Aim of the task :: All lines in the material below that contain "撤回了一条消息" should be located and copied.
═══ Records for processing ═══
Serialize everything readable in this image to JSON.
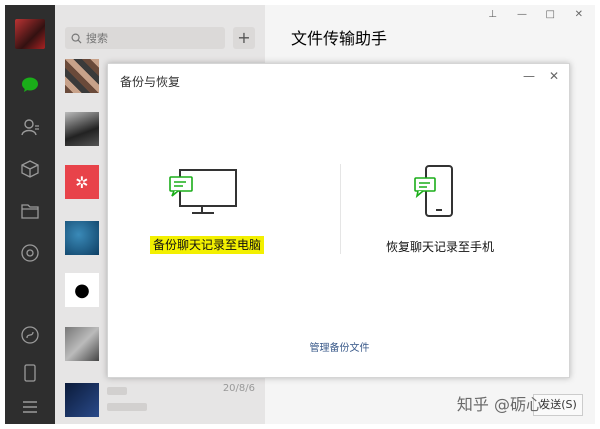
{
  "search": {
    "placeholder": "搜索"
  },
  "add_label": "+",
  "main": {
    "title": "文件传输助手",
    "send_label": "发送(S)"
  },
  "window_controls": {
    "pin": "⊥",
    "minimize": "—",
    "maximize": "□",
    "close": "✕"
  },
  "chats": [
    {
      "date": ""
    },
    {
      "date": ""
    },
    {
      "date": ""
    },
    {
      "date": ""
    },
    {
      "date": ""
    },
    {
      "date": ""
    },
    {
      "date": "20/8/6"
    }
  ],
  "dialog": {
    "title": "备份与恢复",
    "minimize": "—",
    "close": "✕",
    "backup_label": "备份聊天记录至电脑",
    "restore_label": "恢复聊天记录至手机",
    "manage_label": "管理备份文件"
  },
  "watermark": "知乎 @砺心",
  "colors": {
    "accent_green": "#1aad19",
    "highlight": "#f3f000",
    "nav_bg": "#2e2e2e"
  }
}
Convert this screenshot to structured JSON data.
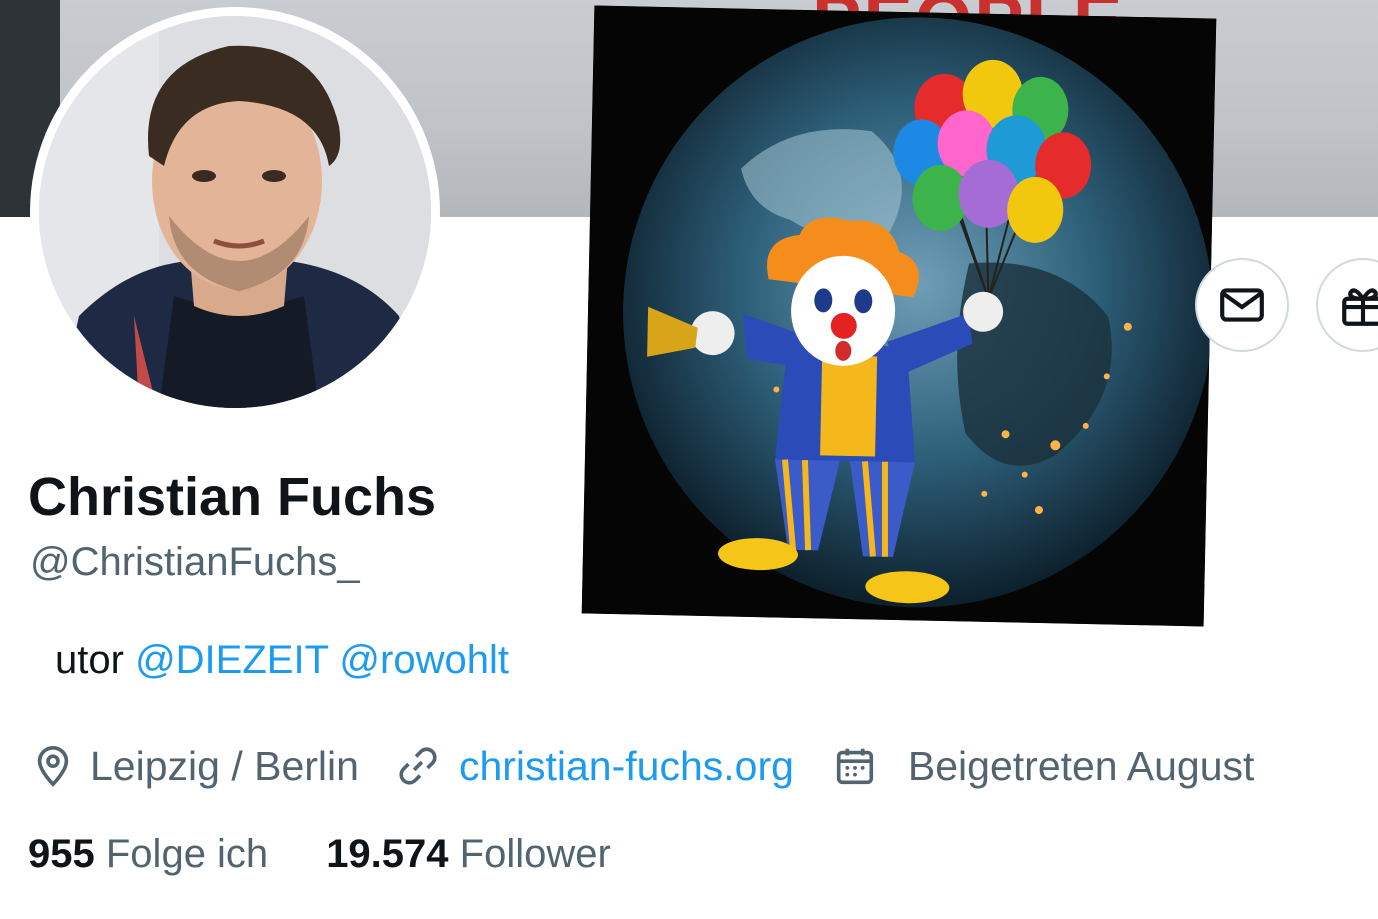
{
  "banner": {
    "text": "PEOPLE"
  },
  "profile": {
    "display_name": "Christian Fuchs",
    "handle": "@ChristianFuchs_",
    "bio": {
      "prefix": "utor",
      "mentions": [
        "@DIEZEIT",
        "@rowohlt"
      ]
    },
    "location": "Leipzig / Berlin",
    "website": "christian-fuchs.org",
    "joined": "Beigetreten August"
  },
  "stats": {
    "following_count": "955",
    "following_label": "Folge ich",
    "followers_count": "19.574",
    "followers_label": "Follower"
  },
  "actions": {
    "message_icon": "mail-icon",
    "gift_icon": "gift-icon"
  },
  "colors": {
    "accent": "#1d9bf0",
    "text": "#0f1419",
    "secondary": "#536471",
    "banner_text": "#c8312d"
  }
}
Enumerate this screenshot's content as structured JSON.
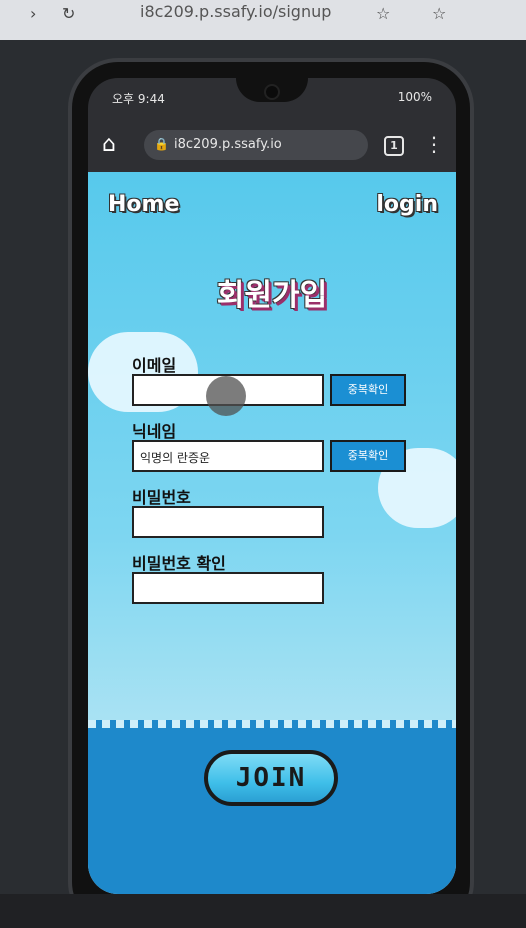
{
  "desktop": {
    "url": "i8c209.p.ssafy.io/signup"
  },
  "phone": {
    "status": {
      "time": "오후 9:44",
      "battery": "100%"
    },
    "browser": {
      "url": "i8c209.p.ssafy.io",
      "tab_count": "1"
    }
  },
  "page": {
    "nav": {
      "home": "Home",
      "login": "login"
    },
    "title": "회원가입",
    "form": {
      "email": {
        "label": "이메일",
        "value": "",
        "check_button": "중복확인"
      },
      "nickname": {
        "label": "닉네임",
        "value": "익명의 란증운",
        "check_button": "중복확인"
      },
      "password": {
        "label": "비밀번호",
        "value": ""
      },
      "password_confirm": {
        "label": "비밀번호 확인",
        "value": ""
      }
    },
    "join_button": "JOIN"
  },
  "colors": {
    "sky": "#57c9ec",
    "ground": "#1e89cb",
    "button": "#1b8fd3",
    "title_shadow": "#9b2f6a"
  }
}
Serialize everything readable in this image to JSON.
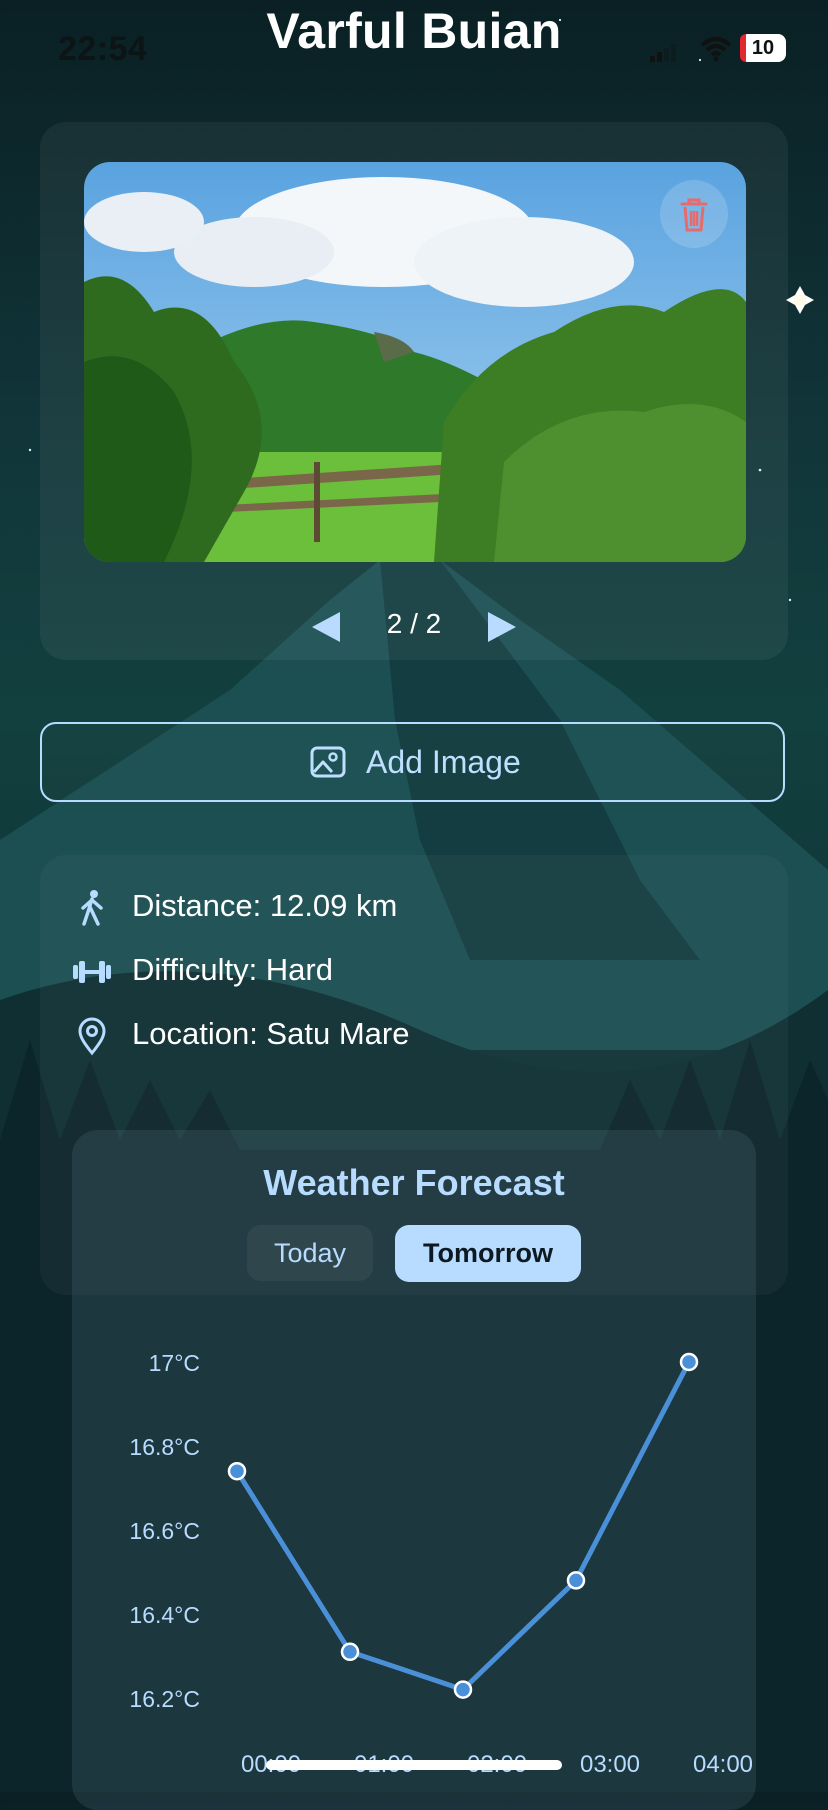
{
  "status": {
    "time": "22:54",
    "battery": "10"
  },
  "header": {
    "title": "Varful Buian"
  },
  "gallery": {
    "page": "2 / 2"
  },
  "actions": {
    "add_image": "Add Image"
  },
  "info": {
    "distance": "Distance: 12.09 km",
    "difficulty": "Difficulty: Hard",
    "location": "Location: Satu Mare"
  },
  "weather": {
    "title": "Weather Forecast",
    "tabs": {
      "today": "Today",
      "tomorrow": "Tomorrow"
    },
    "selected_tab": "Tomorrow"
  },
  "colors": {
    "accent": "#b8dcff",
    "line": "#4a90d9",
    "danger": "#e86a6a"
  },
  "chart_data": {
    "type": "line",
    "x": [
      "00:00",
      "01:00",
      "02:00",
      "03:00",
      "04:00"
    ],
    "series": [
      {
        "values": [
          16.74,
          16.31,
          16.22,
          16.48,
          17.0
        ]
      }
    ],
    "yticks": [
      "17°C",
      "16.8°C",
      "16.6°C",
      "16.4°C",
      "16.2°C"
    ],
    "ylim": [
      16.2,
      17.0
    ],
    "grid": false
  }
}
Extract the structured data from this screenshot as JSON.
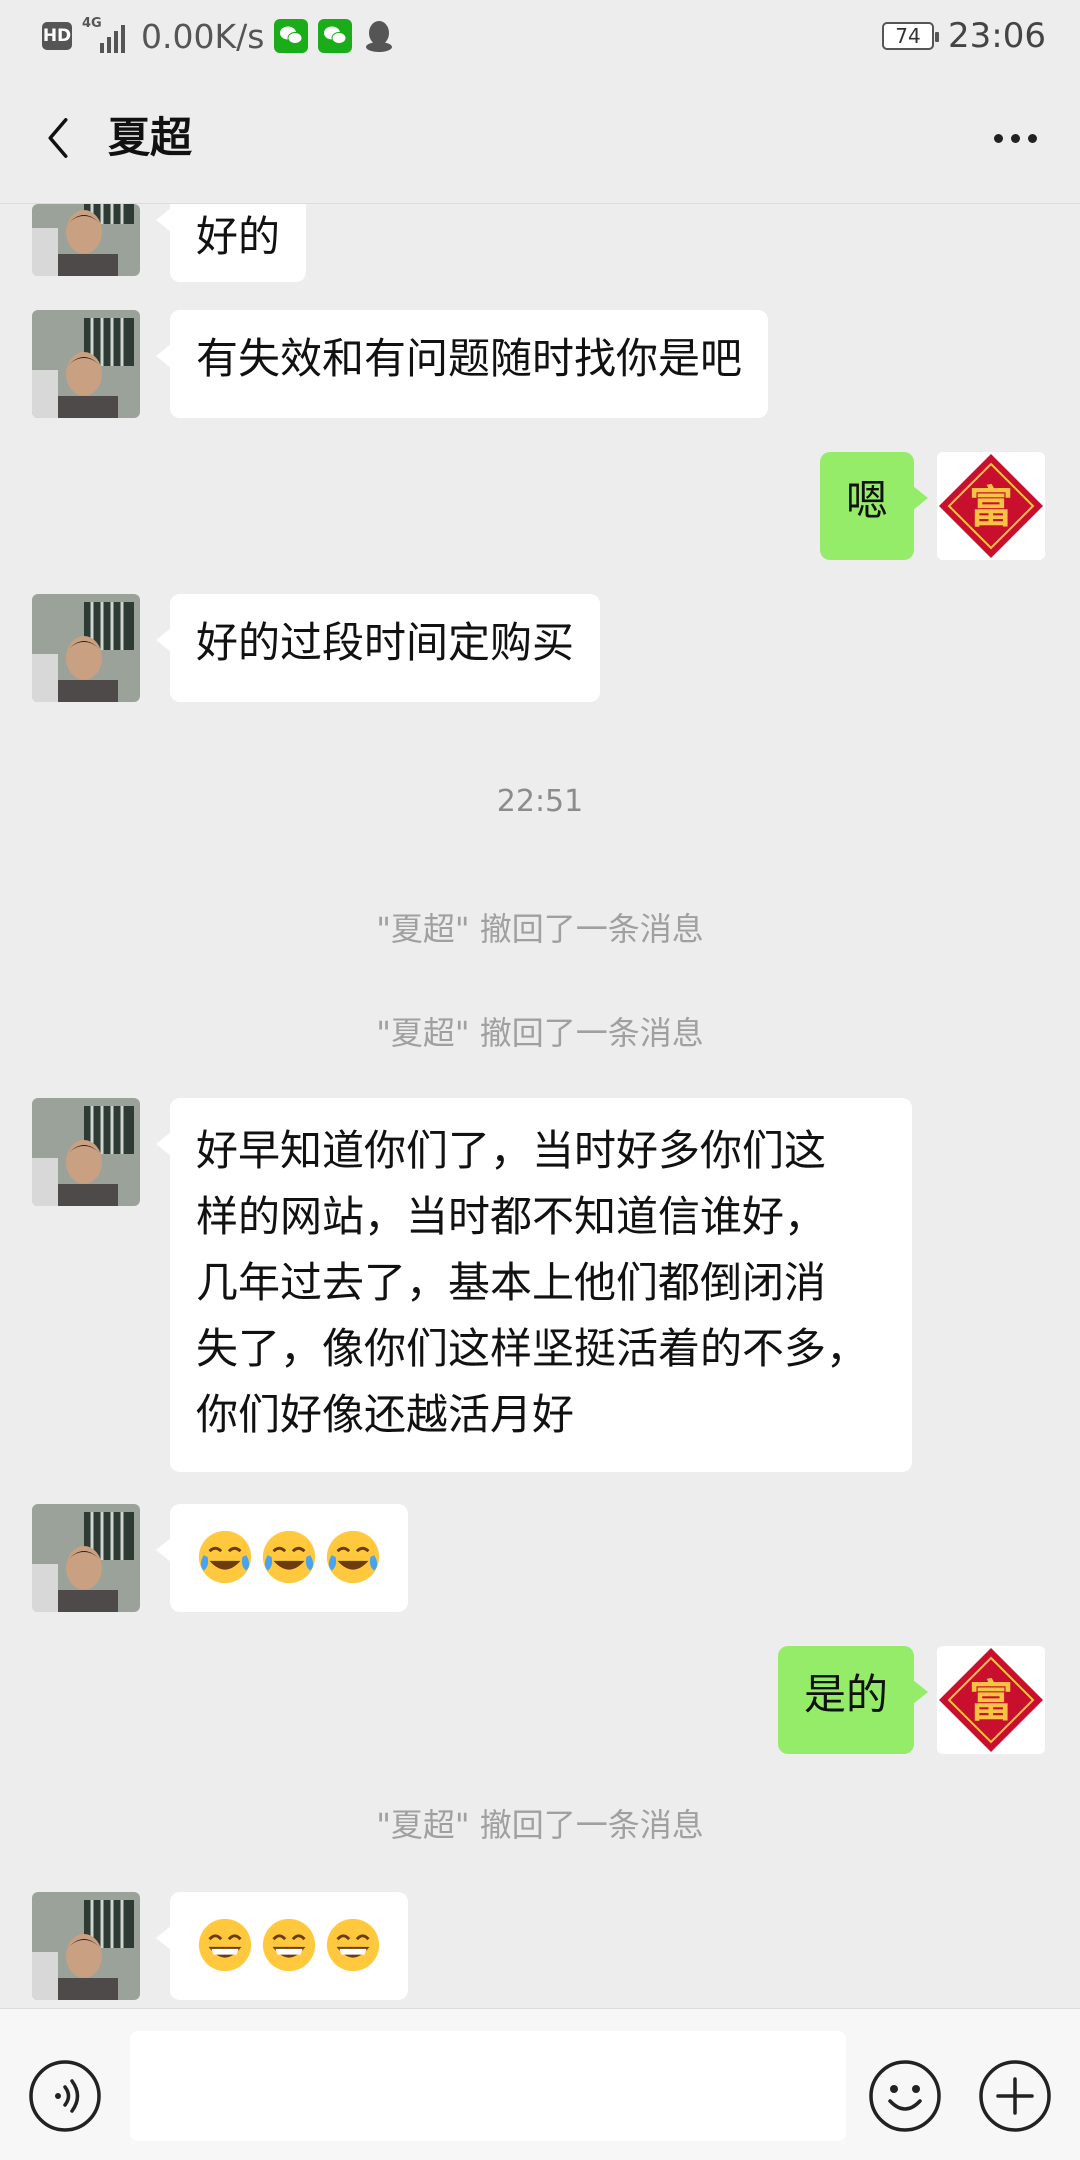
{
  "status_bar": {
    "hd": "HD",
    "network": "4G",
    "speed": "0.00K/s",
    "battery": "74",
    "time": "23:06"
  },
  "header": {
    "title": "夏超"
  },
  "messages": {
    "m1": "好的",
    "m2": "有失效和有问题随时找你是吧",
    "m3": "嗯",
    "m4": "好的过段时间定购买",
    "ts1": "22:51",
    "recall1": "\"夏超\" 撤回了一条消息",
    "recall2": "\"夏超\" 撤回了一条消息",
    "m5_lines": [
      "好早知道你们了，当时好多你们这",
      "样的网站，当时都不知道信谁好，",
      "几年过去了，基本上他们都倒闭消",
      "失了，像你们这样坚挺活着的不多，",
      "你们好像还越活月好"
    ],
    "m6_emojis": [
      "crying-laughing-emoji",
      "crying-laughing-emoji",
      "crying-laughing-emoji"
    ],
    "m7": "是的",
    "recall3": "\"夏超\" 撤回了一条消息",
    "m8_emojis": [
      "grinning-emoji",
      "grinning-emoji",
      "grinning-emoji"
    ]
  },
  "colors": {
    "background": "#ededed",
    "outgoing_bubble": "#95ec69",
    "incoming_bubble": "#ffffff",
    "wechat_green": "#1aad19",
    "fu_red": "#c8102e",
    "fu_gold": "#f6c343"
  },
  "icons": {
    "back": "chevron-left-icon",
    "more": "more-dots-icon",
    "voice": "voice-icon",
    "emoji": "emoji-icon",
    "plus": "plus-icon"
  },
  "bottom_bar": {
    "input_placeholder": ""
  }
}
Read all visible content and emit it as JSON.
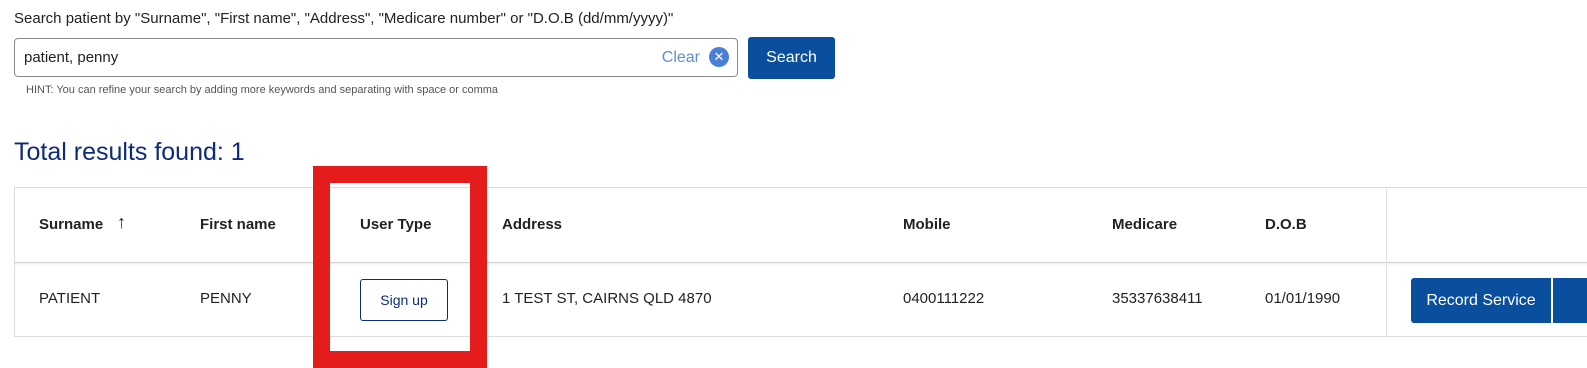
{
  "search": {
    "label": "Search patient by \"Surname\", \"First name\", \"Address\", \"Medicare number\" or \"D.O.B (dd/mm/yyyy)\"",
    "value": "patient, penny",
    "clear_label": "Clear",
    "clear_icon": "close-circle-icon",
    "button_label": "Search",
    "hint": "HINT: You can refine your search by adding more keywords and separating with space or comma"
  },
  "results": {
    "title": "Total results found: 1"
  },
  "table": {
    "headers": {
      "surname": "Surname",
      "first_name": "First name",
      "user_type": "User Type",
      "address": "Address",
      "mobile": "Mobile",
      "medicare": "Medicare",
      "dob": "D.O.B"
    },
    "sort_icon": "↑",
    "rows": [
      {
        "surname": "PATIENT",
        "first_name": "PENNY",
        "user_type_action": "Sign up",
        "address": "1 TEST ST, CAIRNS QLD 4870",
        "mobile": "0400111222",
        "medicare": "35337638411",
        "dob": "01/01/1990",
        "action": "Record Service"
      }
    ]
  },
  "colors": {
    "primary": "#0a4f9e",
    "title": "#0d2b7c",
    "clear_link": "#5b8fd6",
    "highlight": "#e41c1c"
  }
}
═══
Response ::
    "recall1": "\"夏超\" 撤回了一条消息",
    "recall2": "\"夏超\" 撤回了一条消息",
    "recall3": "\"夏超\" 撤回了一条消息",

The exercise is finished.